→ WORK ITEM:
Each line below has to be output exactly, from first to last.

>>

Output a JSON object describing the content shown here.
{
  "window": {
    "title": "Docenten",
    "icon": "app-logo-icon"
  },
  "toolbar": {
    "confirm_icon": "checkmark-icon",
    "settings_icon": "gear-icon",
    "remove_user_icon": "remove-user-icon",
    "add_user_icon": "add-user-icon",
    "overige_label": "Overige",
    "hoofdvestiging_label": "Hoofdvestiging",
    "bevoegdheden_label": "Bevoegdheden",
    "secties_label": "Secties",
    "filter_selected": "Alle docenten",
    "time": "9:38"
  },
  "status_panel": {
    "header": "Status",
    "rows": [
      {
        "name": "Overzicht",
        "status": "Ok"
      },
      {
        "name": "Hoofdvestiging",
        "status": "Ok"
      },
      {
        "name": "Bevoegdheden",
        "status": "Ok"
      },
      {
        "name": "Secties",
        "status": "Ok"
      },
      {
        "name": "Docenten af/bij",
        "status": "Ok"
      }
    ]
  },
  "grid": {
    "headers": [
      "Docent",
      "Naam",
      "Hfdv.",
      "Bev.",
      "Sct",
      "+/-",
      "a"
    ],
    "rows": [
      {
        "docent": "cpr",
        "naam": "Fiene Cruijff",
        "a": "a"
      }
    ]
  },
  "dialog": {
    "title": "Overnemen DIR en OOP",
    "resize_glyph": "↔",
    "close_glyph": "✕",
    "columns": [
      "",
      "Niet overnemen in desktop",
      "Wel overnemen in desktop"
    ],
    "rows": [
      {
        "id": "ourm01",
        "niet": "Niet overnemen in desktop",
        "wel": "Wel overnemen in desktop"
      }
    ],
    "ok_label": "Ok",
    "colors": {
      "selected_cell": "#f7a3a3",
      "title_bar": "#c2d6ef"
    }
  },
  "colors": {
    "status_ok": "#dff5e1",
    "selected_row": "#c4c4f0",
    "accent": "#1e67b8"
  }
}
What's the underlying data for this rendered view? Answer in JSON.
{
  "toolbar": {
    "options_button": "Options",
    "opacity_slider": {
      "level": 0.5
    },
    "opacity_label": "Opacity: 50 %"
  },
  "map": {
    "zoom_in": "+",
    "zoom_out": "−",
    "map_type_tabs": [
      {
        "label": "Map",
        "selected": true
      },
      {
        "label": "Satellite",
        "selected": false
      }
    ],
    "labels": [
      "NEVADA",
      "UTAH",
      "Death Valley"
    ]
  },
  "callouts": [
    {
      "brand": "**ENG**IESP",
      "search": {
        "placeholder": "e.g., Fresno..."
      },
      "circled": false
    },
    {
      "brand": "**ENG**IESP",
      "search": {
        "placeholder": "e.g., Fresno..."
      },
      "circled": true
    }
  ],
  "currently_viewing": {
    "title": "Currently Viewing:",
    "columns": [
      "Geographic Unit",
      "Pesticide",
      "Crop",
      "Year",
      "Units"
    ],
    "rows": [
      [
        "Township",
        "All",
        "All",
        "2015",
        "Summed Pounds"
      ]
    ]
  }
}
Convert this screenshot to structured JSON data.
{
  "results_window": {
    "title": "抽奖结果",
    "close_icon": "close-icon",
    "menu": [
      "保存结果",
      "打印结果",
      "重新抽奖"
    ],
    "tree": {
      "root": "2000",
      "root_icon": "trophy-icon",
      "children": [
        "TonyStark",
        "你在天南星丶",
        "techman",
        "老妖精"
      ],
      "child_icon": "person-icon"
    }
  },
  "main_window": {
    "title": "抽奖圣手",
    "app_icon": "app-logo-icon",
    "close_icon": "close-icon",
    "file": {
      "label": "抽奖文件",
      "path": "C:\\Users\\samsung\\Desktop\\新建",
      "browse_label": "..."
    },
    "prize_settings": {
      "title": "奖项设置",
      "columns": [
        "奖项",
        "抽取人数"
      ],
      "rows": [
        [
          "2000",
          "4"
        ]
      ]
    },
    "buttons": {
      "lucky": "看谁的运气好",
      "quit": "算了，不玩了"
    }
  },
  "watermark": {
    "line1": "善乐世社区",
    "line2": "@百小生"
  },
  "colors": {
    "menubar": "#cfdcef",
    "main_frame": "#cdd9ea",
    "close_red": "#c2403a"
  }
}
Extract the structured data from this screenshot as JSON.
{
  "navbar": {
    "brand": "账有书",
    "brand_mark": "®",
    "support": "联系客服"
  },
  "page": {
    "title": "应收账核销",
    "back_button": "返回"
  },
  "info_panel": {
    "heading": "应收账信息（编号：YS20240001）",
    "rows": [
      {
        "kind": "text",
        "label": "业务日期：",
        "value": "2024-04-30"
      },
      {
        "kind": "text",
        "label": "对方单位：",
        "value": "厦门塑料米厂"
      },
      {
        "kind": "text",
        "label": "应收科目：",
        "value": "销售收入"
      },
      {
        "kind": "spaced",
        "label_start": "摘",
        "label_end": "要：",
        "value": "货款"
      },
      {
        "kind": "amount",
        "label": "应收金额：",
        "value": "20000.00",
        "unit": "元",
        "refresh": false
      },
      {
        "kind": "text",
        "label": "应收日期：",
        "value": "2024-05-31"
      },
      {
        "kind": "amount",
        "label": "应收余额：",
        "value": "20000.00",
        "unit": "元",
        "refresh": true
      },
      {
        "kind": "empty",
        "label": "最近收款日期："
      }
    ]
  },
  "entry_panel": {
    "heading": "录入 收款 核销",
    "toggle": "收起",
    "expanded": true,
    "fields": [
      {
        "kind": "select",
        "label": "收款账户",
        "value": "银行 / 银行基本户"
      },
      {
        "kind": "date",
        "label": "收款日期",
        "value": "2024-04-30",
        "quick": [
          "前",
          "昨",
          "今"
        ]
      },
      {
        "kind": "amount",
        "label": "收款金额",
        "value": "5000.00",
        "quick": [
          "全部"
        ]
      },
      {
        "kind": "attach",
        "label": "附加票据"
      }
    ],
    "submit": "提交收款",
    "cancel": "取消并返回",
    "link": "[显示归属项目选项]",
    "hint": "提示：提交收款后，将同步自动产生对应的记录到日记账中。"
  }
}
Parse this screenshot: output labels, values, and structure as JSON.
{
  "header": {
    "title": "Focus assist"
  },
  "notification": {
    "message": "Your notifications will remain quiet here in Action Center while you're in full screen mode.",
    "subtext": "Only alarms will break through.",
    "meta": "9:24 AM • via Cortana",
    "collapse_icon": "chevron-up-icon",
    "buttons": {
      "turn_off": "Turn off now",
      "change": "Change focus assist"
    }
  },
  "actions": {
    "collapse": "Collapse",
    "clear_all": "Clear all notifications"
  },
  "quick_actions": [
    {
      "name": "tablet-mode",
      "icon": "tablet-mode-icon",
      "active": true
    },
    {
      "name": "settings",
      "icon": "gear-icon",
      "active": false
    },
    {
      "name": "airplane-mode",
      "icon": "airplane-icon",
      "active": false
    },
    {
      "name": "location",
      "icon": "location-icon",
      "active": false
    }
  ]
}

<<

→ OUTPUT:
Output a JSON object describing the content shown here.
{
  "window": {
    "title": "Docenten",
    "icon": "app-logo-icon"
  },
  "toolbar": {
    "confirm_icon": "checkmark-icon",
    "settings_icon": "gear-icon",
    "remove_user_icon": "remove-user-icon",
    "add_user_icon": "add-user-icon",
    "overige_label": "Overige",
    "hoofdvestiging_label": "Hoofdvestiging",
    "bevoegdheden_label": "Bevoegdheden",
    "secties_label": "Secties",
    "filter_selected": "Alle docenten",
    "time": "9:38"
  },
  "status_panel": {
    "header": "Status",
    "rows": [
      {
        "name": "Overzicht",
        "status": "Ok"
      },
      {
        "name": "Hoofdvestiging",
        "status": "Ok"
      },
      {
        "name": "Bevoegdheden",
        "status": "Ok"
      },
      {
        "name": "Secties",
        "status": "Ok"
      },
      {
        "name": "Docenten af/bij",
        "status": "Ok"
      }
    ]
  },
  "grid": {
    "headers": [
      "Docent",
      "Naam",
      "Hfdv.",
      "Bev.",
      "Sct",
      "+/-",
      "a"
    ],
    "rows": [
      {
        "docent": "cpr",
        "naam": "Fiene Cruijff",
        "a": "a"
      }
    ]
  },
  "dialog": {
    "title": "Overnemen DIR en OOP",
    "resize_glyph": "↔",
    "close_glyph": "✕",
    "columns": [
      "",
      "Niet overnemen in desktop",
      "Wel overnemen in desktop"
    ],
    "rows": [
      {
        "id": "ourm01",
        "niet": "Niet overnemen in desktop",
        "wel": "Wel overnemen in desktop"
      }
    ],
    "ok_label": "Ok",
    "colors": {
      "selected_cell": "#f7a3a3",
      "title_bar": "#c2d6ef"
    }
  },
  "colors": {
    "status_ok": "#dff5e1",
    "selected_row": "#c4c4f0",
    "accent": "#1e67b8"
  }
}
What's the underlying data for this rendered view? Answer in JSON.
{
  "toolbar": {
    "options_button": "Options",
    "opacity_slider": {
      "level": 0.5
    },
    "opacity_label": "Opacity: 50 %"
  },
  "map": {
    "zoom_in": "+",
    "zoom_out": "−",
    "map_type_tabs": [
      {
        "label": "Map",
        "selected": true
      },
      {
        "label": "Satellite",
        "selected": false
      }
    ],
    "labels": [
      "NEVADA",
      "UTAH",
      "Death Valley"
    ]
  },
  "callouts": [
    {
      "brand": "**ENG**IESP",
      "search": {
        "placeholder": "e.g., Fresno..."
      },
      "circled": false
    },
    {
      "brand": "**ENG**IESP",
      "search": {
        "placeholder": "e.g., Fresno..."
      },
      "circled": true
    }
  ],
  "currently_viewing": {
    "title": "Currently Viewing:",
    "columns": [
      "Geographic Unit",
      "Pesticide",
      "Crop",
      "Year",
      "Units"
    ],
    "rows": [
      [
        "Township",
        "All",
        "All",
        "2015",
        "Summed Pounds"
      ]
    ]
  }
}
Convert this screenshot to structured JSON data.
{
  "results_window": {
    "title": "抽奖结果",
    "close_icon": "close-icon",
    "menu": [
      "保存结果",
      "打印结果",
      "重新抽奖"
    ],
    "tree": {
      "root": "2000",
      "root_icon": "trophy-icon",
      "children": [
        "TonyStark",
        "你在天南星丶",
        "techman",
        "老妖精"
      ],
      "child_icon": "person-icon"
    }
  },
  "main_window": {
    "title": "抽奖圣手",
    "app_icon": "app-logo-icon",
    "close_icon": "close-icon",
    "file": {
      "label": "抽奖文件",
      "path": "C:\\Users\\samsung\\Desktop\\新建",
      "browse_label": "..."
    },
    "prize_settings": {
      "title": "奖项设置",
      "columns": [
        "奖项",
        "抽取人数"
      ],
      "rows": [
        [
          "2000",
          "4"
        ]
      ]
    },
    "buttons": {
      "lucky": "看谁的运气好",
      "quit": "算了，不玩了"
    }
  },
  "watermark": {
    "line1": "善乐世社区",
    "line2": "@百小生"
  },
  "colors": {
    "menubar": "#cfdcef",
    "main_frame": "#cdd9ea",
    "close_red": "#c2403a"
  }
}
Extract the structured data from this screenshot as JSON.
{
  "navbar": {
    "brand": "账有书",
    "brand_mark": "®",
    "support": "联系客服"
  },
  "page": {
    "title": "应收账核销",
    "back_button": "返回"
  },
  "info_panel": {
    "heading": "应收账信息（编号：YS20240001）",
    "rows": [
      {
        "kind": "text",
        "label": "业务日期：",
        "value": "2024-04-30"
      },
      {
        "kind": "text",
        "label": "对方单位：",
        "value": "厦门塑料米厂"
      },
      {
        "kind": "text",
        "label": "应收科目：",
        "value": "销售收入"
      },
      {
        "kind": "spaced",
        "label_start": "摘",
        "label_end": "要：",
        "value": "货款"
      },
      {
        "kind": "amount",
        "label": "应收金额：",
        "value": "20000.00",
        "unit": "元",
        "refresh": false
      },
      {
        "kind": "text",
        "label": "应收日期：",
        "value": "2024-05-31"
      },
      {
        "kind": "amount",
        "label": "应收余额：",
        "value": "20000.00",
        "unit": "元",
        "refresh": true
      },
      {
        "kind": "empty",
        "label": "最近收款日期："
      }
    ]
  },
  "entry_panel": {
    "heading": "录入 收款 核销",
    "toggle": "收起",
    "expanded": true,
    "fields": [
      {
        "kind": "select",
        "label": "收款账户",
        "value": "银行 / 银行基本户"
      },
      {
        "kind": "date",
        "label": "收款日期",
        "value": "2024-04-30",
        "quick": [
          "前",
          "昨",
          "今"
        ]
      },
      {
        "kind": "amount",
        "label": "收款金额",
        "value": "5000.00",
        "quick": [
          "全部"
        ]
      },
      {
        "kind": "attach",
        "label": "附加票据"
      }
    ],
    "submit": "提交收款",
    "cancel": "取消并返回",
    "link": "[显示归属项目选项]",
    "hint": "提示：提交收款后，将同步自动产生对应的记录到日记账中。"
  }
}
Parse this screenshot: output labels, values, and structure as JSON.
{
  "header": {
    "title": "Focus assist"
  },
  "notification": {
    "message": "Your notifications will remain quiet here in Action Center while you're in full screen mode.",
    "subtext": "Only alarms will break through.",
    "meta": "9:24 AM • via Cortana",
    "collapse_icon": "chevron-up-icon",
    "buttons": {
      "turn_off": "Turn off now",
      "change": "Change focus assist"
    }
  },
  "actions": {
    "collapse": "Collapse",
    "clear_all": "Clear all notifications"
  },
  "quick_actions": [
    {
      "name": "tablet-mode",
      "icon": "tablet-mode-icon",
      "active": true
    },
    {
      "name": "settings",
      "icon": "gear-icon",
      "active": false
    },
    {
      "name": "airplane-mode",
      "icon": "airplane-icon",
      "active": false
    },
    {
      "name": "location",
      "icon": "location-icon",
      "active": false
    }
  ]
}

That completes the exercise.